By Corey Long
Special to MLB.com |
TAMPA, Fla. -- It wouldn't be a Captain's Camp without dinner with the Captain himself.
Several of the Yankees' top prospects enjoyed dinner with former shortstop Derek Jeter on Tuesday. Jeter took the group of about 20 players and front-office personnel to Oxford Exchange in the Hyde Park neighborhood of Tampa, where he answered questions and offered advice.
"It was very casual," pitcher James Kaprielian, ranked No. 58 on MLB Pipeline's Top 100 Prospects list, said. "He said, 'Ask me anything. On and off the field, I'm going to tell you the best answer I can.' You looked around the room and all the guys in there [had their] eyes wide open and ears wide open. It was pretty special for all of us."
It was Kaprielian's second time having dinner with Jeter, but for first-time Captain's Camp participants like pitcher Justus Sheffield, it was a surreal experience.
"As soon as he came in, I know for a fact I was smiling and was like, 'Dang, that's Jeter,'" Sheffield said. "But it was relaxed. Nobody was really tense. We were just firing questions at him, and he was wanting to answer all of them."
The Captain's Camp is focused on teaching players about the on- and off-field responsibilities that go with being a professional athlete, including accountability, work ethic, learning how to be a positive role model and respect for the game.
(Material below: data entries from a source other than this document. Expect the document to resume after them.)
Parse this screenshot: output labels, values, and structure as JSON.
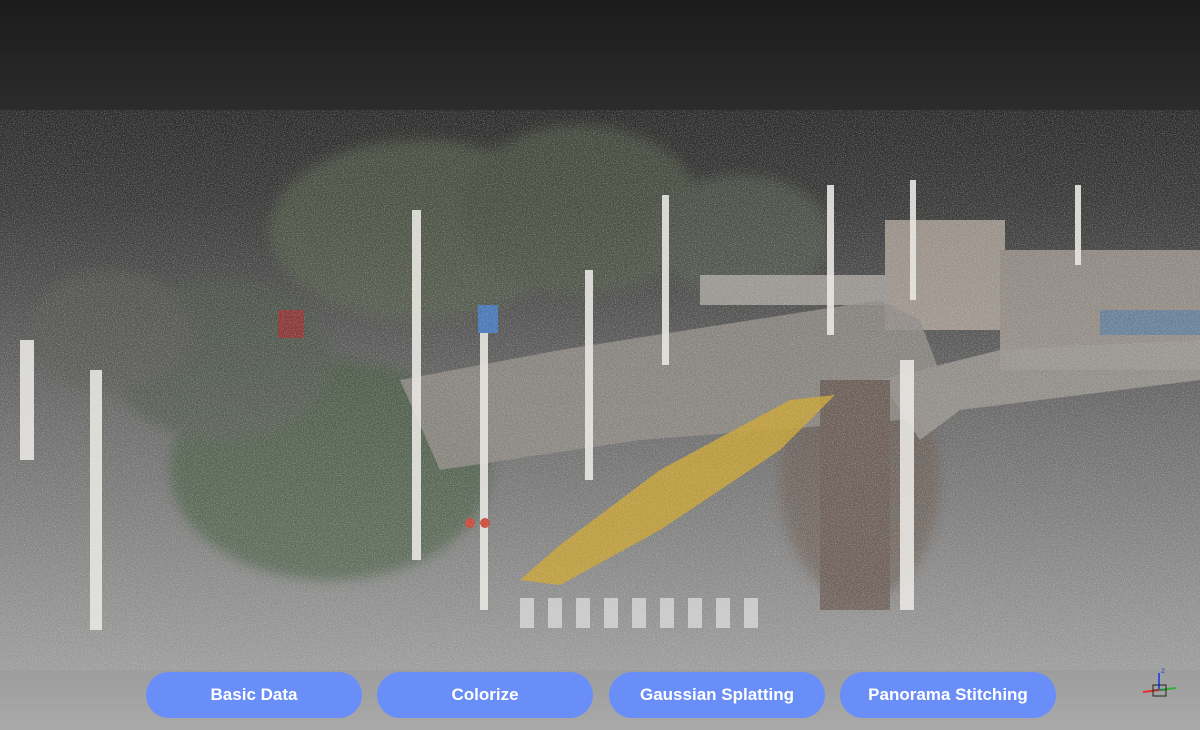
{
  "viewer": {
    "background_top": "#1b1b1b",
    "background_bottom": "#a9a9a9",
    "render_mode": "point-cloud"
  },
  "mode_bar": {
    "accent": "#6a8ef7",
    "buttons": [
      {
        "label": "Basic Data"
      },
      {
        "label": "Colorize"
      },
      {
        "label": "Gaussian Splatting"
      },
      {
        "label": "Panorama Stitching"
      }
    ]
  },
  "axis_gizmo": {
    "icon": "axis-orientation-icon",
    "z_label": "z",
    "colors": {
      "x": "#e03030",
      "y": "#30b040",
      "z": "#3050e0"
    }
  }
}
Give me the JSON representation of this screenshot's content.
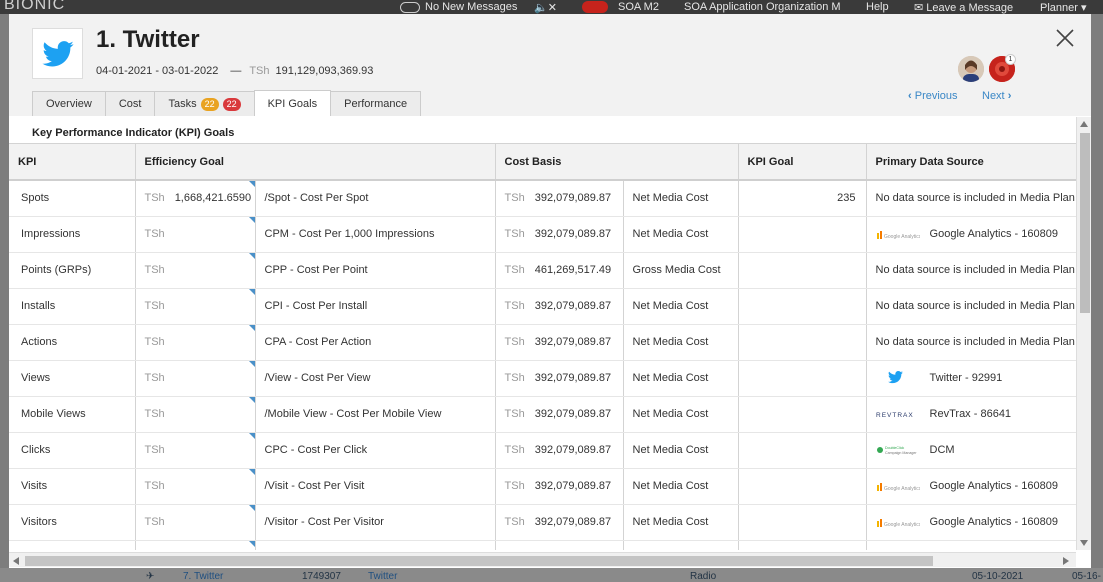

During the camp, several current and former players will talk to the prospects about their own personal experiences in the game, and they will offer advice on how to maintain success.
For Sheffield, there was no bigger moment than meeting Jeter.
"I loved watching him play, and the way he went about his business," Sheffield said. "And he was great. I came into [dinner] thinking he was a great baseball player and great guy off the field, and left thinking the same thing.
"I was probably more of a Red Sox fan growing up, but I didn't tell him that," Sheffield joked.
Kaprielian said that events like Tuesday's, as well as other moments in Captain's Camp, showed the commitment the Yankees have to making sure their top prospects are being equipped with all the resources necessary to be successful.
"At the end of the day, it's a special organization to be a part of," Kaprielian said. "I try to take a second every day to kick back, look around and appreciate that I'm actually here. The fact that they are able to pull somebody like Derek, who's [still] got his busy lifestyle going on, to come back and help us, shows they really care about us succeeding, and they want us to be great."
Corey Long is a contributor to MLB.com based in St. Petersburg. This story was not subject to the approval of Major League Baseball or its clubs.